My research addresses the impact of globalization on the operations of the media industries as well as audience reception and participation in South Asia and the South Asian-American diaspora.

In relation to these broad concerns, I pursue two inter-related areas of research. My current research projects examine the relationship between popular culture and the political in India. Through case studies of media events that intersected with and at times, re-configured the political, I examine new modes of cultural and political expression that have emerged in a context marked on the one hand by processes of media convergence (digital media and television in particular), and on the other hand, by audience participation facilitated by mobile and digital media technologies and platforms. I am developing this research through an SSRC-funded collaborative project on “Media, Activism, and the New Political: Inter-Asian Perspectives.” This research forms the basis for the book I am now working on, provisionally titled Mobile Publics: Popular Culture and the Political in Digital India. I am keen to work with graduate students with interests in digital and mobile cultures, everyday life, and political culture in varied regions around the world (particularly South Asia and the Middle East North Africa region).

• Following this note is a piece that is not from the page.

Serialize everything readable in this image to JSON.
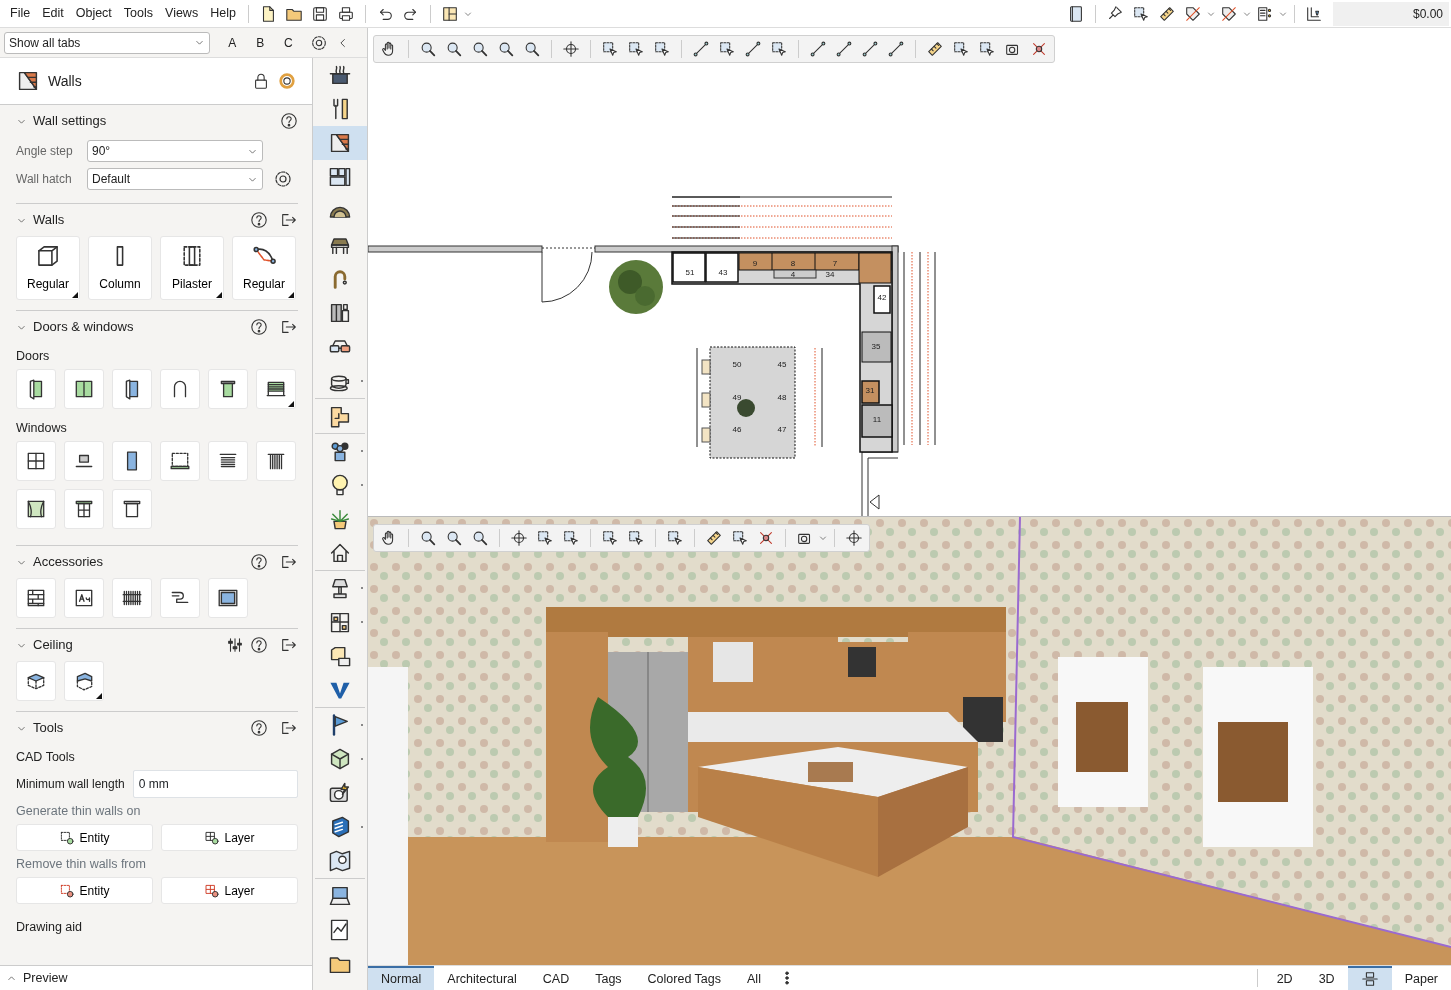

A second line of research involves an examination of the logics, discourses, and operations of the media industries. With India and the US as the primary sites of research, I take an ethnographic approach and examine the economic, technological, political, and cultural factors that shape developments in the film, television, and digital media industries. My book, From Bombay to Bollywood: The Making of a Global Media Industry (NYU Press, 2013), edited collections (Global Bollywood, NYU Press, 2008; Television at Large in South Asia, 2013, and other articles and book chapters address this topic. I am extending this line of research to explore the 1980s as a formative period for television’s emergence as a major technological and cultural form in India. In addition, I am co-authoring a book (with Shanti Kumar) on the Indian television industry (for Palgrave-Macmillan). I am eager to work with graduate students with interests in media history in the South Asian and South Asian diasporic contexts.